• [Assigned task] Give the count of lines below that include the word "Ответ", and say nothing else.

• [Website and app data records]
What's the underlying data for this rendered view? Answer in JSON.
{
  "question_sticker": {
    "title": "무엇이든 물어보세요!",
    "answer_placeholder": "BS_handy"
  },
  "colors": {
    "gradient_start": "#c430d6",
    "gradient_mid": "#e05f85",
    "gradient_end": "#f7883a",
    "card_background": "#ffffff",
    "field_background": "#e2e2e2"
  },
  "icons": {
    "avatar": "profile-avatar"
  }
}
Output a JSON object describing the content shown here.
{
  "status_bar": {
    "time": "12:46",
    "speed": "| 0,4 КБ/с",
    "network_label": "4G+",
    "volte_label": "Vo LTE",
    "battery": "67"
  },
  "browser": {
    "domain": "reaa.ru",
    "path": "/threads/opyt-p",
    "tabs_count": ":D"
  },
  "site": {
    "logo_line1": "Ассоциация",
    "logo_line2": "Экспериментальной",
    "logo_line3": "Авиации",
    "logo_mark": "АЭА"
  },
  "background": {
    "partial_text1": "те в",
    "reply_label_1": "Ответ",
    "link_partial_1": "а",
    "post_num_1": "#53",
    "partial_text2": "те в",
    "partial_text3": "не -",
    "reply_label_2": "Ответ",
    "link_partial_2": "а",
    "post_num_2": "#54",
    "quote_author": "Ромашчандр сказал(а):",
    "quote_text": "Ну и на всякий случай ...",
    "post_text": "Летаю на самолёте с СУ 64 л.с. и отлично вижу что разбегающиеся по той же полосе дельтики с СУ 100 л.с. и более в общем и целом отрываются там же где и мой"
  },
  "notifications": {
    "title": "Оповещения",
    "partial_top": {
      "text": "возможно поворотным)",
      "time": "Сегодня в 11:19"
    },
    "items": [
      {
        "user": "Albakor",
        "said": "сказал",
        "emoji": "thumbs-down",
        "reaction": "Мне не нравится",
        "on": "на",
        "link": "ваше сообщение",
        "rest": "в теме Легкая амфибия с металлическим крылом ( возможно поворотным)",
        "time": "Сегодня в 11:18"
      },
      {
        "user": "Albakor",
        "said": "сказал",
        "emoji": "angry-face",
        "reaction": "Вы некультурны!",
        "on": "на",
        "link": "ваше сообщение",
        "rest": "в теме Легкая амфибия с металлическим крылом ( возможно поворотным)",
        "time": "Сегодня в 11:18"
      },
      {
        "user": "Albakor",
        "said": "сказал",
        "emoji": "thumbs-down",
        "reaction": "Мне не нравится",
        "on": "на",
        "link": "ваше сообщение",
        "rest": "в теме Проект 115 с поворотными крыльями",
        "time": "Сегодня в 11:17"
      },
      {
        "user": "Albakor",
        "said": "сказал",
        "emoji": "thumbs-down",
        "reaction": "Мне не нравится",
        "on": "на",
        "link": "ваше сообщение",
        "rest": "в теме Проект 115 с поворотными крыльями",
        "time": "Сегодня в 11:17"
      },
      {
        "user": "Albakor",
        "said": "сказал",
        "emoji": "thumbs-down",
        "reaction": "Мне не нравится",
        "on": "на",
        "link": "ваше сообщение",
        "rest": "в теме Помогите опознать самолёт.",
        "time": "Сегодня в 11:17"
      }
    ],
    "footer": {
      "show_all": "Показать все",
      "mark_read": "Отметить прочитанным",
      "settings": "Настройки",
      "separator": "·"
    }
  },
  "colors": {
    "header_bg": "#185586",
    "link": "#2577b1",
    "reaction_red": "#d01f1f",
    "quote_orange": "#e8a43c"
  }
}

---

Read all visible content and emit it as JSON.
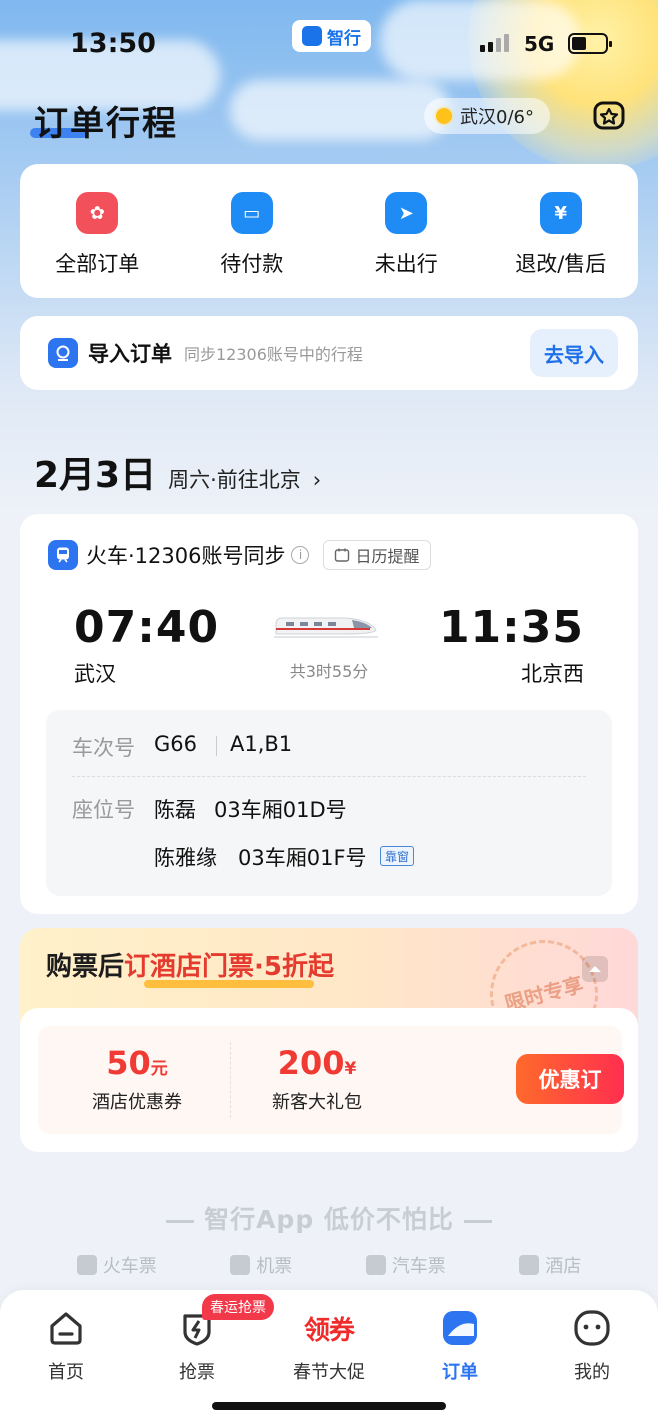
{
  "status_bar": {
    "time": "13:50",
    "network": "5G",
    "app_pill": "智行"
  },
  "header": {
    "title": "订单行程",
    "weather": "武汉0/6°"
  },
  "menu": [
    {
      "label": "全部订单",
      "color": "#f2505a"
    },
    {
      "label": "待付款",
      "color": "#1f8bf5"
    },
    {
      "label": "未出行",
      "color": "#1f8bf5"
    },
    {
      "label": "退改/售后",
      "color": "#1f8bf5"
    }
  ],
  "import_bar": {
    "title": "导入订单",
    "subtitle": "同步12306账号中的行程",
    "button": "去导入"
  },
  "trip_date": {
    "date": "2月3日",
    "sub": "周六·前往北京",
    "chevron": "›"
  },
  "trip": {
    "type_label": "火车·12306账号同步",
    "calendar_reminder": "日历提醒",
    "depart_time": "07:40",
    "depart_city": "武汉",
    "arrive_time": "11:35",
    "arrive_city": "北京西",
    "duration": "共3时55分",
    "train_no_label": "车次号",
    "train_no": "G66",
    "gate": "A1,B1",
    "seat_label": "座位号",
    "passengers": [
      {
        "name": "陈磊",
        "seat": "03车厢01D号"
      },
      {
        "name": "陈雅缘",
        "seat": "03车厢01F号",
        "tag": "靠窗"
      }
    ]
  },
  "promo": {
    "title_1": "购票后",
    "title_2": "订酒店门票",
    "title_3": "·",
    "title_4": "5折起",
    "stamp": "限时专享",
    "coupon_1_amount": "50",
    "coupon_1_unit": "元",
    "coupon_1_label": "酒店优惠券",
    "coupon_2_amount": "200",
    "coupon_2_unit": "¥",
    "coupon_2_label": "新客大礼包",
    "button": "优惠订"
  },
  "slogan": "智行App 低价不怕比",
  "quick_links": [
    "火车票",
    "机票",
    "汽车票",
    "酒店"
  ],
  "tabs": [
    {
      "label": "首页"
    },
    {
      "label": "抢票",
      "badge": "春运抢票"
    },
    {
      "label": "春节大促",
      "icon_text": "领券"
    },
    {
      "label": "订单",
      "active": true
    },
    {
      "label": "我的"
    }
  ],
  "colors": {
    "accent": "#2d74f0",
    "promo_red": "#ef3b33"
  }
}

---

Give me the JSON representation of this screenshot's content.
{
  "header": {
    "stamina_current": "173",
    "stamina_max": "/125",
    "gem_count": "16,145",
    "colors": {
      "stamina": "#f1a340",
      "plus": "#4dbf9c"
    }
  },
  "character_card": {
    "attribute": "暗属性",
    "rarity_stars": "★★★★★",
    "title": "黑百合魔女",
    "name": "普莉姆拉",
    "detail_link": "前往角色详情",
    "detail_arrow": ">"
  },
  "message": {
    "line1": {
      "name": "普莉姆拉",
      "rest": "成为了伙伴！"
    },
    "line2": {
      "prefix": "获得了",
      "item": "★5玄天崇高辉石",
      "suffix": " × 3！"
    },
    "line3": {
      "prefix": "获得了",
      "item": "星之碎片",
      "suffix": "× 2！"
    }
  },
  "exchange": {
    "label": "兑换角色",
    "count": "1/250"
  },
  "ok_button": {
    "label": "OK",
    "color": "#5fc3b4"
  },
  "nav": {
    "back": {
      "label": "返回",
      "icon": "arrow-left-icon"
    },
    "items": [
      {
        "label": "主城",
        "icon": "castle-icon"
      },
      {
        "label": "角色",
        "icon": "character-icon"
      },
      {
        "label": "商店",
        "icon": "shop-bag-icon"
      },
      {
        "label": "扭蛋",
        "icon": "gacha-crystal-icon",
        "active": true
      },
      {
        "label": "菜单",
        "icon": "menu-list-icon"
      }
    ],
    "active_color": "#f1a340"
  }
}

• [Answer for this exercise] 2